The bull market in US bonds began on September 30, 1981 when the 10-year treasury yield peaked at 15.84 percent, and it most likely came to an end on July 25, 2012 when the yield dropped to 1.43 percent. Since the low point of last summer, the yield has increased to 2.62 percent, an 83 percent rise. During the 30-year bull market, bond investors enjoyed unprecedented positive performance in bonds because they were the beneficiaries of declining interest rates. Declining rates are a bond investor’s tailwind, while rising rates are a bond investor’s headwind.
Therefore, history dictates that the key to protecting yourself from rising interest rates is to understand the risk associated with a bond portfolio. One way of measuring this risk is to determine a bond portfolio’s duration, which measures the sensitivity of the portfolio to a change in interest rates. Duration is expressed in years and is determined by the collective maturities of bonds in the portfolio.
The longer the maturity of the bonds you invest in, the more volatility you will experience as interest rates move. Consequently, you want to keep maturities at a level that will give you the greatest opportunity for return while controlling the risk of rising interest rates. If a bond portfolio has a duration of three years and rates rise one percent, then an investor could expect to see the price of their bond portfolio fall by three percent. At The Trust Company, we are maintaining a portfolio duration of just over three years in our bond portfolios (much lower than our historical duration target).
How The Trust Company Responds
We feel that The Trust Company utilizes some of the best bond managers in the world, and we structure them within portfolios in a way to maximize their synergies and help protect against interest rate risk. PIMCO, managed by Bill Gross, is the largest bond advisor in the world. Over the years, Gross has outperformed his peers through a unique perspective of the world financial markets.
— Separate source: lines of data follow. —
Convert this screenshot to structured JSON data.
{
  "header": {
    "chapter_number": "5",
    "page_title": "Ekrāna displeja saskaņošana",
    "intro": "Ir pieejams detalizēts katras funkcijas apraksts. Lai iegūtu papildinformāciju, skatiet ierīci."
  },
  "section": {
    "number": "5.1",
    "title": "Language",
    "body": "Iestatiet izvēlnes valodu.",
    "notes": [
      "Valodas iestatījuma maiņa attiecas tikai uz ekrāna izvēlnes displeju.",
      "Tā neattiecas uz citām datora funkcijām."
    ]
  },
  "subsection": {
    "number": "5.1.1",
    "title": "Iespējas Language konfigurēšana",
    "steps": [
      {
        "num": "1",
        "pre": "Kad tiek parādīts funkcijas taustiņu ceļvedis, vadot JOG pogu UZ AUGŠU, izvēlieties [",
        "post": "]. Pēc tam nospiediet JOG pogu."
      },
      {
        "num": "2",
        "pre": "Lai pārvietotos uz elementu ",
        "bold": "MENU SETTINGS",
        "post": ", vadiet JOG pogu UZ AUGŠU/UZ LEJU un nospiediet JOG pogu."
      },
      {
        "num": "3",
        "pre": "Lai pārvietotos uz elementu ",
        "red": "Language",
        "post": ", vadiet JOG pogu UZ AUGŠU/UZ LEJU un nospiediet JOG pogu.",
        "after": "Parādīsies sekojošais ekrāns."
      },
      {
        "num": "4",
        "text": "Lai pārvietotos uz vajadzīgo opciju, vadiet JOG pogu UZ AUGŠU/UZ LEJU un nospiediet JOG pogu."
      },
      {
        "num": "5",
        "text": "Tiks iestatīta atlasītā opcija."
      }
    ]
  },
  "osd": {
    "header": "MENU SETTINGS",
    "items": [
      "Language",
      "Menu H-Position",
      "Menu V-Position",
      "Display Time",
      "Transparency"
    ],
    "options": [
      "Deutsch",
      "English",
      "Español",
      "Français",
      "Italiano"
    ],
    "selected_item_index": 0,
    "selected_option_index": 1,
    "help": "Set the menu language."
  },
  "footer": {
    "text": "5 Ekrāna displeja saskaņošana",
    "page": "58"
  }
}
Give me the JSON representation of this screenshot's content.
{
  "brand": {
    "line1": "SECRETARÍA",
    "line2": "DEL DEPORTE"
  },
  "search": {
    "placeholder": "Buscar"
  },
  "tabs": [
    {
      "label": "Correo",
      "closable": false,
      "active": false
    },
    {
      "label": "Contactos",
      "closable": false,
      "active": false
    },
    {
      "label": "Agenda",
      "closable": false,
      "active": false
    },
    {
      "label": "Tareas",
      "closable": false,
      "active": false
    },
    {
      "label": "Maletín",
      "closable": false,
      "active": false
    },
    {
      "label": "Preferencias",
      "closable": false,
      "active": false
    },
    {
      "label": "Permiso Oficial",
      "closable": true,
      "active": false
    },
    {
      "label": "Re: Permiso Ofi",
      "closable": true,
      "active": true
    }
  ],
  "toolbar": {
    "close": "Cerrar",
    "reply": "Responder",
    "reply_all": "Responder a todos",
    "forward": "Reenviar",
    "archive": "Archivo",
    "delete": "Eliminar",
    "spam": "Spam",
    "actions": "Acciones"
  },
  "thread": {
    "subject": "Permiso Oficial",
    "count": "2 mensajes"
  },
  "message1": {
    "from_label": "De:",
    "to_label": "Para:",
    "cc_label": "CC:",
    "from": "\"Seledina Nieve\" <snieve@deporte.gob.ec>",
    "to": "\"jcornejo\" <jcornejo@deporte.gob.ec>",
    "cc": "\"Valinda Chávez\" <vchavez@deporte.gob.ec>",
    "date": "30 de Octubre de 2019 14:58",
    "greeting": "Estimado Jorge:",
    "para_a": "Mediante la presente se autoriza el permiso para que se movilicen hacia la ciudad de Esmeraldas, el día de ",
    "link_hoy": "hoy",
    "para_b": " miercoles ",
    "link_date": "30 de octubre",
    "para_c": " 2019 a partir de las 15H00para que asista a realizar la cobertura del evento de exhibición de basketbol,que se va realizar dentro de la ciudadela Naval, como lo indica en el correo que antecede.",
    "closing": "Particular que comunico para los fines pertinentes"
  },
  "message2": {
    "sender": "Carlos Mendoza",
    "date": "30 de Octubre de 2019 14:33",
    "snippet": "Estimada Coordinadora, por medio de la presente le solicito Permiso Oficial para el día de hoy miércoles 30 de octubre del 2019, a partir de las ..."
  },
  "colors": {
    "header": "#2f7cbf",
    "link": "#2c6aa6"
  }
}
Metropolitan West is a complementary manager to PIMCO that concentrates on finding undervalued bonds that will appreciate in the future. Templeton Global Bond, our international bond manager, finds bonds in countries with strong currencies and stable growth. The combination of these managers provides diversification through the types of bonds they buy and their unique investing processes; therefore, we are confident that we have the resources in place to weather the coming storms as interest rates rise.
Changes at Vanguard
You will note that we use a number of Vanguard index funds. Vanguard decided to change the indexes they were tracking in order to reduce their licensing fees and to increase their holdings in some funds. Vanguard is owned by its fund owners so a reduction in expense directly impacts investment returns in a positive way. For the domestic funds, they will be utilizing indexes that are designed by the University of Chicago’s Center for Research in Security Prices (CRSP). International funds will refer to the Financial Times Stock Exchange (FTSE). We see this as a positive change for Vanguard and our clients.
For the period ending June 30, 2013, quarter-to-date returns for the S&P 500, NASDAQ, Russell 2000, MCSI EAFE, MSCI ACWI, and Barclays U.S. Aggregate Bond indexes were 2.91%, 4.52%, 3.08%, (0.98%), (0.23%) and (2.32%), respectively. In the future, you will see MSCI ACWI used as a comparative stock index in our reports. ACWI stands for “all cap world index” and is the closest representation of our stock portfolios which include US and international stocks.